US20070270389 *20 Dec 200622 Nov 2007Paratek Pharmaceuticals, Inc.9-Aminoacyl tetracycline compounds and methods of use thereof
US20080015169 *5 Jun 200717 Jan 2008Paratek Pharmaceuticals, Inc.Amino-methyl substituted tetracycline compounds
US20080064667 *13 Dec 200613 Mar 2008WyethOxazole derivatives of tetracyclines
US20080177080 *24 Mar 200824 Jul 2008WyethOxazole derivatives of tetracyclines
US20100075929 *24 Nov 200925 Mar 2010Paratek Pharmaceuticals, Inc.9-aminoacyl tetracycline compounds and methods of use thereof
US20100081826 *24 Nov 20091 Apr 2010Paratek Pharmaceuticals, Inc.7-pyrrolyl tetracycline compounds and methods of use thereof
US20100286417 *22 Feb 200811 Nov 2010Hovione Inter LimitedCrystalline Minocycline Base and Processes for its Preparation
US20110160165 *1 Mar 201130 Jun 2011Paratek Pharmaceuticals, Inc.7-Pyrazolyl Tetracycline Compounds and Methods of Use Thereof
USRE4008623 Dec 200519 Feb 2008Wyeth Holdings CorporationMethod for treating bacterial infection with novel 7-substituted-9-substituted amino 6-demethyl-6-deoxytetracyclines
USRE401833 Jun 200525 Mar 2008Wyeth Holdings Corporation7-Substituted-9-substituted amino-6-demethyl-6-deoxytetracyclines
EP0310814A2 *1 Sep 198812 Apr 1989American Cyanamid CompanyNovel controlled release formulations of tetracycline compounds
EP0310814A3 *1 Sep 19883 May 1989American Cyanamid CompanyNovel controlled release formulations of tetracycline compounds

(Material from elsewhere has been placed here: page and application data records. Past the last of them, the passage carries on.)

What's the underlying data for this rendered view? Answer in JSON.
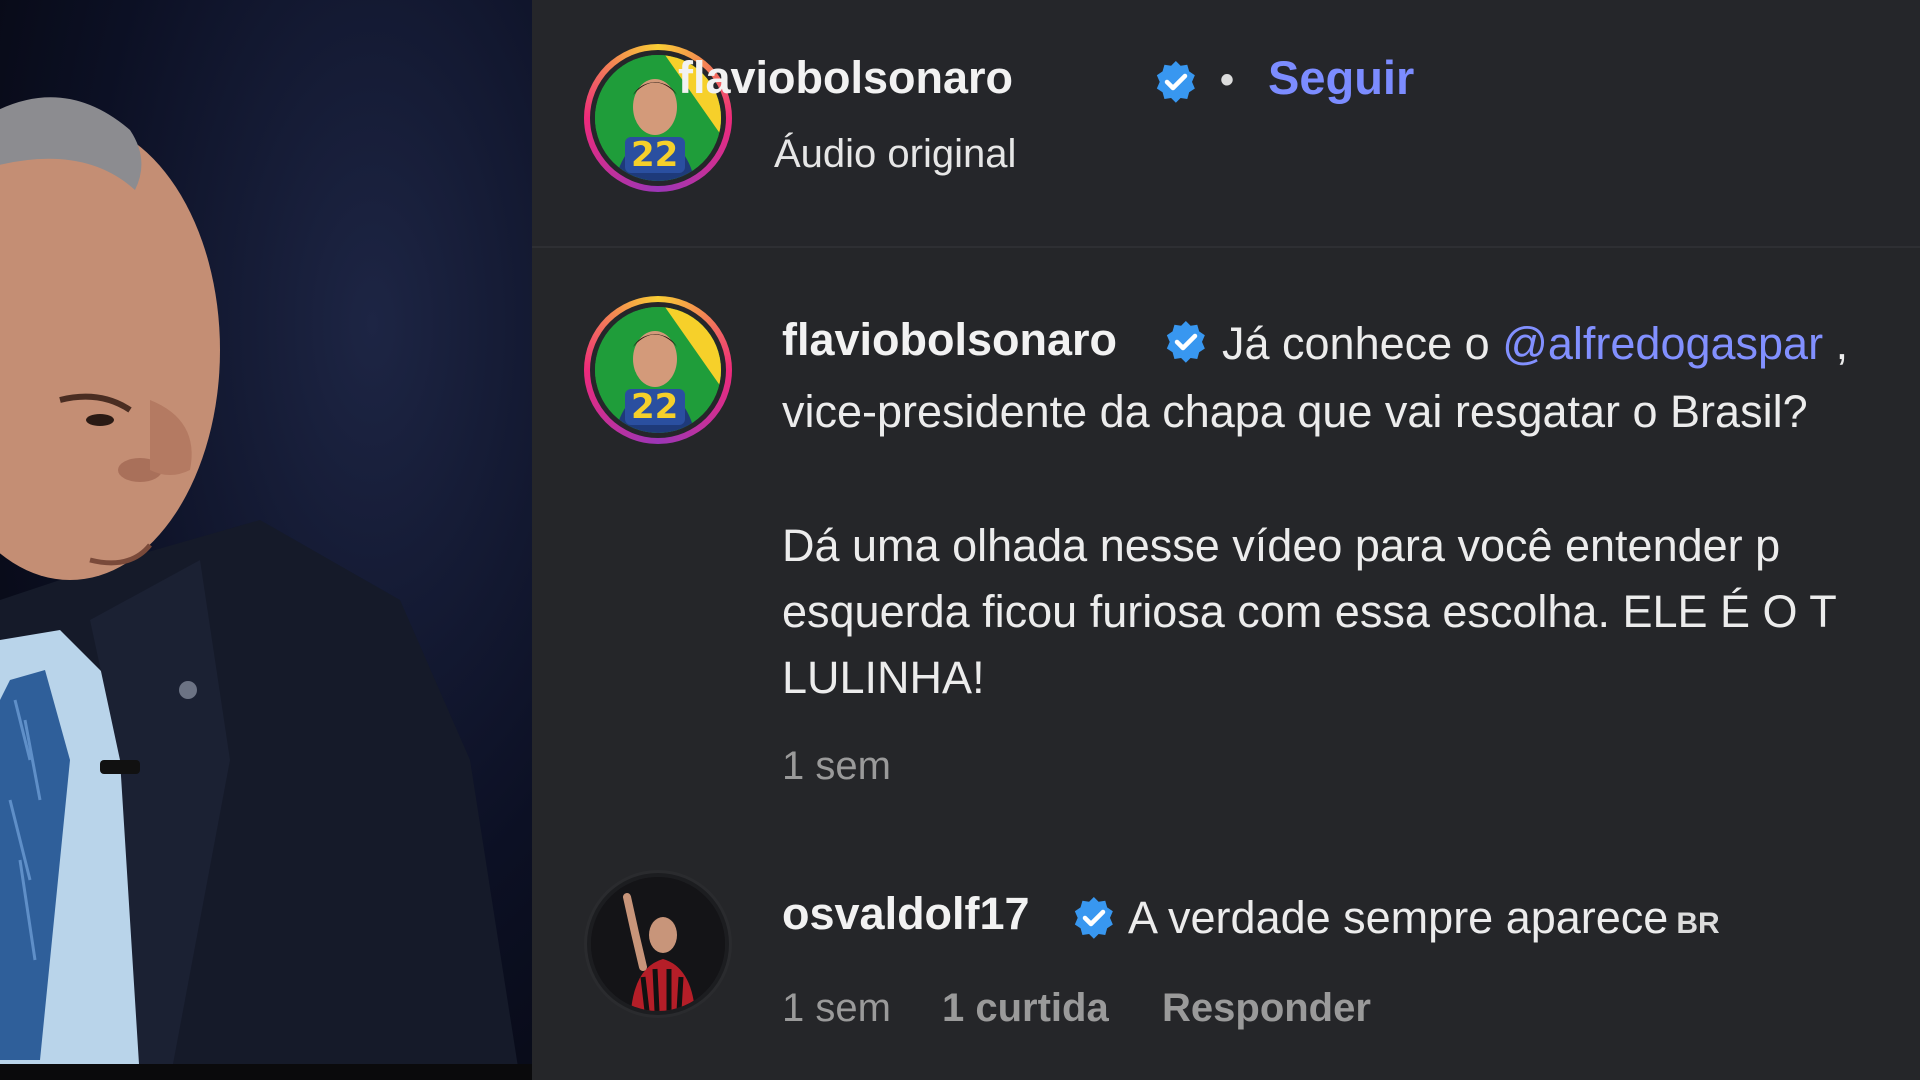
{
  "header": {
    "username": "flaviobolsonaro",
    "dot": "•",
    "follow_label": "Seguir",
    "audio_label": "Áudio original",
    "avatar_badge": "22"
  },
  "post": {
    "username": "flaviobolsonaro",
    "caption_prefix": "Já conhece o ",
    "mention": "@alfredogaspar",
    "caption_line1_tail": " ,",
    "caption_line2": "vice-presidente da chapa que vai resgatar o Brasil?",
    "caption_line3": "Dá uma olhada nesse vídeo para você entender p",
    "caption_line4": "esquerda ficou furiosa com essa escolha. ELE É O T",
    "caption_line5": "LULINHA!",
    "time": "1 sem",
    "avatar_badge": "22"
  },
  "comment": {
    "username": "osvaldolf17",
    "text": "A verdade sempre aparece",
    "flag": "BR",
    "time": "1 sem",
    "likes": "1 curtida",
    "reply_label": "Responder"
  },
  "colors": {
    "link": "#7c8cff",
    "verified": "#3897f0",
    "background": "#252629"
  }
}
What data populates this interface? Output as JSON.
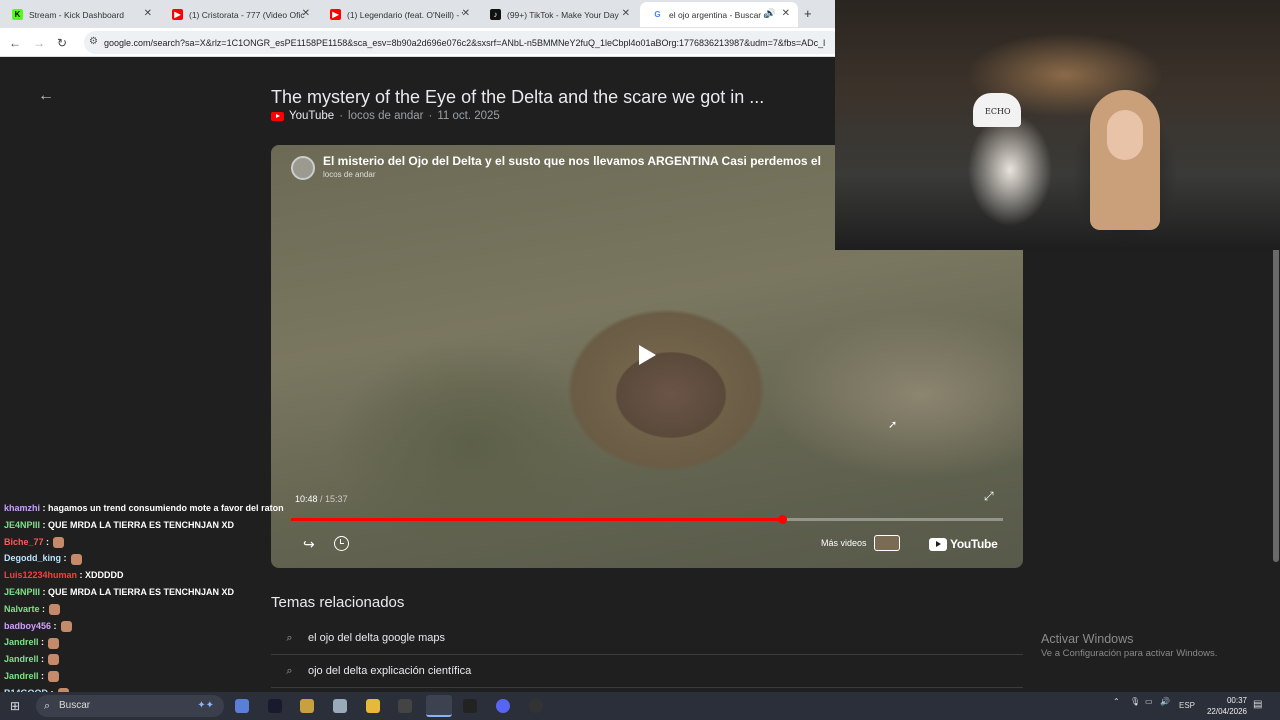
{
  "tabs": [
    {
      "title": "Stream - Kick Dashboard",
      "color": "#53fc18",
      "letter": "K"
    },
    {
      "title": "(1) Cristorata - 777 (Video Ofici...",
      "color": "#ff0000",
      "letter": "▶"
    },
    {
      "title": "(1) Legendario (feat. O'Neill) - Y",
      "color": "#ff0000",
      "letter": "▶"
    },
    {
      "title": "(99+) TikTok - Make Your Day",
      "color": "#111111",
      "letter": "♪"
    },
    {
      "title": "el ojo argentina - Buscar co",
      "color": "#4285f4",
      "letter": "G"
    }
  ],
  "address": {
    "url": "google.com/search?sa=X&rlz=1C1ONGR_esPE1158PE1158&sca_esv=8b90a2d696e076c2&sxsrf=ANbL-n5BMMNeY2fuQ_1leCbpl4o01aBOrg:1776836213987&udm=7&fbs=ADc_l"
  },
  "result": {
    "title": "The mystery of the Eye of the Delta and the scare we got in ...",
    "source": "YouTube",
    "channel": "locos de andar",
    "date": "11 oct. 2025"
  },
  "player": {
    "video_title": "El misterio del Ojo del Delta y el susto que nos llevamos ARGENTINA Casi perdemos el",
    "channel": "locos de andar",
    "current_time": "10:48",
    "duration": "15:37",
    "progress": 0.69,
    "more_videos": "Más videos",
    "logo": "YouTube"
  },
  "related": {
    "heading": "Temas relacionados",
    "items": [
      "el ojo del delta google maps",
      "ojo del delta explicación científica"
    ]
  },
  "activate": {
    "title": "Activar Windows",
    "sub": "Ve a Configuración para activar Windows."
  },
  "webcam": {
    "cap_text": "ECHO"
  },
  "chat": [
    {
      "user": "khamzhi",
      "color": "#c8a0ff",
      "msg": ": hagamos un trend consumiendo mote a favor del raton",
      "emote": false
    },
    {
      "user": "JE4NPIII",
      "color": "#7fe08a",
      "msg": ": QUE MRDA LA TIERRA ES TENCHNJAN XD",
      "emote": false
    },
    {
      "user": "Biche_77",
      "color": "#ff5a5a",
      "msg": ":",
      "emote": true
    },
    {
      "user": "Degodd_king",
      "color": "#b9e3ff",
      "msg": ":",
      "emote": true
    },
    {
      "user": "Luis12234human",
      "color": "#ff3c3c",
      "msg": ": XDDDDD",
      "emote": false
    },
    {
      "user": "JE4NPIII",
      "color": "#7fe08a",
      "msg": ": QUE MRDA LA TIERRA ES TENCHNJAN XD",
      "emote": false
    },
    {
      "user": "Nalvarte",
      "color": "#7fe08a",
      "msg": ":",
      "emote": true
    },
    {
      "user": "badboy456",
      "color": "#d0a0ff",
      "msg": ":",
      "emote": true
    },
    {
      "user": "Jandrell",
      "color": "#7fe08a",
      "msg": ":",
      "emote": true
    },
    {
      "user": "Jandrell",
      "color": "#7fe08a",
      "msg": ":",
      "emote": true
    },
    {
      "user": "Jandrell",
      "color": "#7fe08a",
      "msg": ":",
      "emote": true
    },
    {
      "user": "B14GOOD",
      "color": "#b9e3ff",
      "msg": ":",
      "emote": true
    }
  ],
  "taskbar": {
    "search": "Buscar",
    "lang": "ESP",
    "time": "00:37",
    "date": "22/04/2026"
  }
}
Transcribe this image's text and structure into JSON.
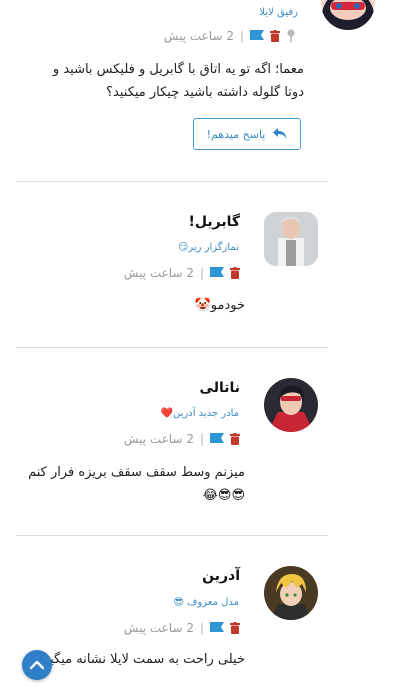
{
  "colors": {
    "accent": "#2f80c8",
    "trash": "#c0392b",
    "meta_text": "#9a9a9a"
  },
  "top_comment": {
    "role": "رفیق لایلا",
    "time": "2 ساعت پیش",
    "separator": "|",
    "text": "معما؛ اگه تو یه اتاق با گابریل و فلیکس باشید و دوتا گلوله داشته باشید چیکار میکنید؟",
    "reply_label": "پاسخ میدهم!",
    "icons": [
      "pin-icon",
      "trash-icon",
      "flag-icon"
    ]
  },
  "replies": [
    {
      "name": "گابریل!",
      "role": "نمازگزار ریر😏",
      "time": "2 ساعت پیش",
      "separator": "|",
      "text": "خودمو🤡"
    },
    {
      "name": "ناتالی",
      "role": "مادر جدید آدرین❤️",
      "time": "2 ساعت پیش",
      "separator": "|",
      "text": "میزنم وسط سقف سقف بریزه فرار کنم 😎😎😂"
    },
    {
      "name": "آدرین",
      "role": "مدل معروف 😎",
      "time": "2 ساعت پیش",
      "separator": "|",
      "text": "خیلی راحت به سمت لایلا نشانه میگیرم"
    }
  ],
  "scroll_top_icon": "chevron-up-icon"
}
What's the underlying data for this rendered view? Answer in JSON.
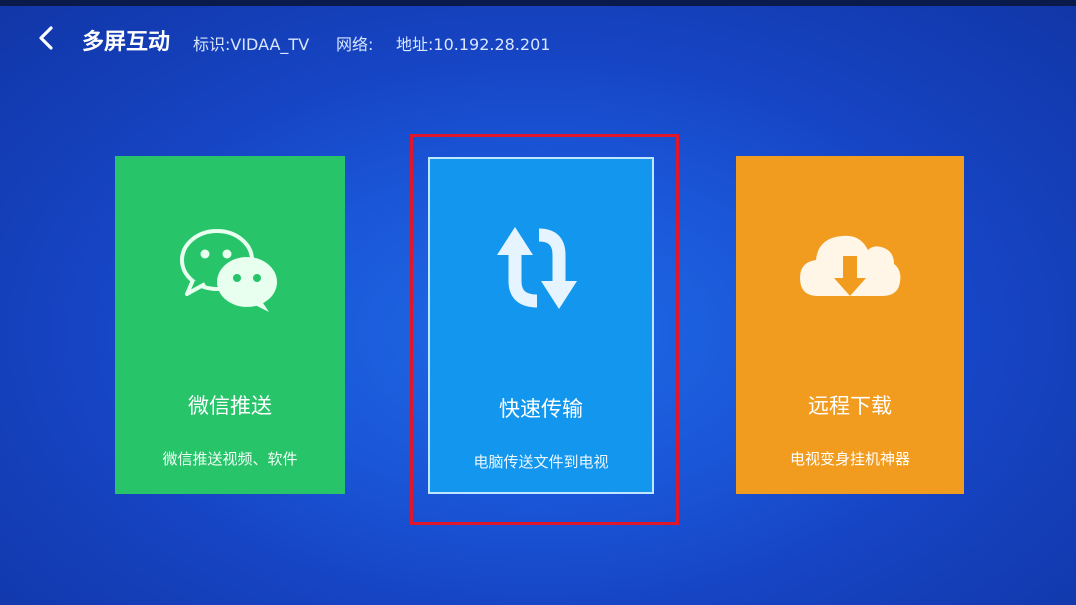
{
  "header": {
    "title": "多屏互动",
    "device_id": "标识:VIDAA_TV",
    "network": "网络:",
    "address": "地址:10.192.28.201"
  },
  "cards": [
    {
      "label": "微信推送",
      "subtitle": "微信推送视频、软件",
      "icon": "wechat-icon",
      "color": "#27c46a",
      "focused": false
    },
    {
      "label": "快速传输",
      "subtitle": "电脑传送文件到电视",
      "icon": "transfer-arrows-icon",
      "color": "#1296ee",
      "focused": true
    },
    {
      "label": "远程下载",
      "subtitle": "电视变身挂机神器",
      "icon": "cloud-download-icon",
      "color": "#f19b1f",
      "focused": false
    }
  ],
  "focus_color": "#e0162b"
}
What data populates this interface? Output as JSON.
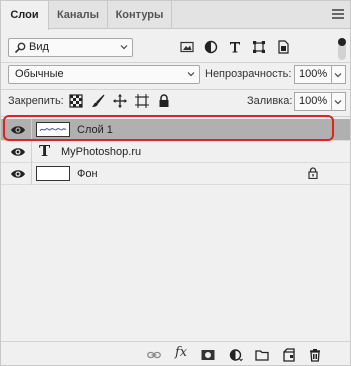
{
  "tabs": [
    {
      "label": "Слои",
      "active": true
    },
    {
      "label": "Каналы",
      "active": false
    },
    {
      "label": "Контуры",
      "active": false
    }
  ],
  "filter": {
    "kind_label": "Вид",
    "icons": [
      "image-filter-icon",
      "adjustment-filter-icon",
      "type-filter-icon",
      "shape-filter-icon",
      "smart-object-filter-icon"
    ],
    "toggle_on": true
  },
  "blend": {
    "mode": "Обычные",
    "opacity_label": "Непрозрачность:",
    "opacity_value": "100%"
  },
  "lock": {
    "label": "Закрепить:",
    "icons": [
      "lock-transparent-pixels-icon",
      "lock-image-pixels-icon",
      "lock-position-icon",
      "lock-artboard-icon",
      "lock-all-icon"
    ],
    "fill_label": "Заливка:",
    "fill_value": "100%"
  },
  "layers": [
    {
      "name": "Слой 1",
      "type": "raster",
      "selected": true,
      "visible": true,
      "locked": false
    },
    {
      "name": "MyPhotoshop.ru",
      "type": "text",
      "selected": false,
      "visible": true,
      "locked": false
    },
    {
      "name": "Фон",
      "type": "background",
      "selected": false,
      "visible": true,
      "locked": true
    }
  ],
  "type_glyph": "T",
  "bottom_toolbar": {
    "fx_label": "fx",
    "icons": [
      "link-layers-icon",
      "layer-style-icon",
      "add-mask-icon",
      "new-adjustment-layer-icon",
      "new-group-icon",
      "new-layer-icon",
      "delete-layer-icon"
    ]
  },
  "colors": {
    "selection_highlight": "#e0231c",
    "selected_row": "#b0b0b0",
    "panel_bg": "#f0f0f0"
  }
}
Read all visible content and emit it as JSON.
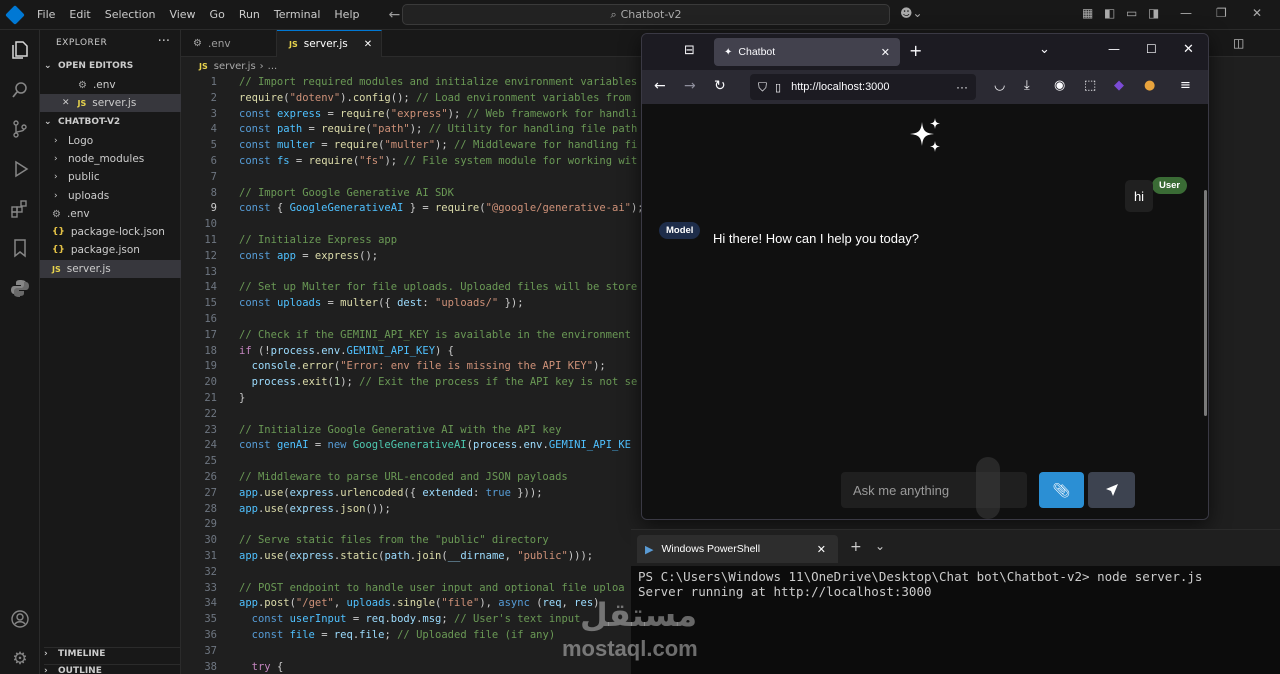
{
  "titlebar": {
    "menus": [
      "File",
      "Edit",
      "Selection",
      "View",
      "Go",
      "Run",
      "Terminal",
      "Help"
    ],
    "search": "Chatbot-v2"
  },
  "sidebar": {
    "title": "EXPLORER",
    "open_editors_label": "OPEN EDITORS",
    "open_editors": [
      ".env",
      "server.js"
    ],
    "project_label": "CHATBOT-V2",
    "folders": [
      "Logo",
      "node_modules",
      "public",
      "uploads"
    ],
    "files": [
      ".env",
      "package-lock.json",
      "package.json",
      "server.js"
    ],
    "timeline_label": "TIMELINE",
    "outline_label": "OUTLINE"
  },
  "editor": {
    "tabs": [
      ".env",
      "server.js"
    ],
    "breadcrumb_file": "server.js",
    "breadcrumb_more": "...",
    "line_numbers": [
      "1",
      "2",
      "3",
      "4",
      "5",
      "6",
      "7",
      "8",
      "9",
      "10",
      "11",
      "12",
      "13",
      "14",
      "15",
      "16",
      "17",
      "18",
      "19",
      "20",
      "21",
      "22",
      "23",
      "24",
      "25",
      "26",
      "27",
      "28",
      "29",
      "30",
      "31",
      "32",
      "33",
      "34",
      "35",
      "36",
      "37",
      "38"
    ]
  },
  "browser": {
    "tab_title": "Chatbot",
    "url": "http://localhost:3000",
    "user_badge": "User",
    "user_message": "hi",
    "model_badge": "Model",
    "model_message": "Hi there! How can I help you today?",
    "input_placeholder": "Ask me anything",
    "colors": {
      "user_badge": "#3a6b35",
      "model_badge": "#1e2d4a",
      "attach_button": "#2b8fd4",
      "send_button": "#3d4350"
    }
  },
  "terminal": {
    "tab_title": "Windows PowerShell",
    "prompt": "PS C:\\Users\\Windows 11\\OneDrive\\Desktop\\Chat bot\\Chatbot-v2>",
    "command": "node server.js",
    "output": "Server running at http://localhost:3000"
  },
  "watermark": {
    "arabic": "مستقل",
    "latin": "mostaql.com"
  }
}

EP0535346A118 Aug 19927 Apr 1993American Cyanamid Company9-amino-7-substituted-6-demethyl-6-deoxytetracyclines
EP0582791A1 *12 May 199316 Feb 1994American Cyanamid CompanyMethod for the production of 9-amino-6-demethyl-6-deoxytetracycline
EP0582810A1 *21 Jun 199316 Feb 1994American Cyanamid CompanyNovel 7-(substituted)-8-(substituted)-9-(substituted amino)-6-demethyl-6-deoxyetracyclines as antibiotic agents
EP0582829A1 *5 Jul 199316 Feb 1994American Cyanamid Company9-(substituted glycyl) amido - 6-demethyl-6-deoxytetracyclines as antibiotic agents
EP2157085A17 Dec 200424 Feb 2010Wyeth a Corporation of the State of DelawareOxazole, derivatives of tetracyclines
WO2010114680A19 Mar 20107 Oct 2010Wyeth LlcNitration of tetracyclines
WO2016128760A112 Feb 201618 Aug 2016Hovione Scientia LimitedNew polymorphic forms of minocycline base and processes for their preparation
WO2017089809A124 Nov 20161 Jun 2017Hovione Scientia LimitedSalts of tetracyclines
Classifications
U.S. Classification552/205
International ClassificationC07C233/00
Cooperative ClassificationC07C233/00
European ClassificationC07C233/00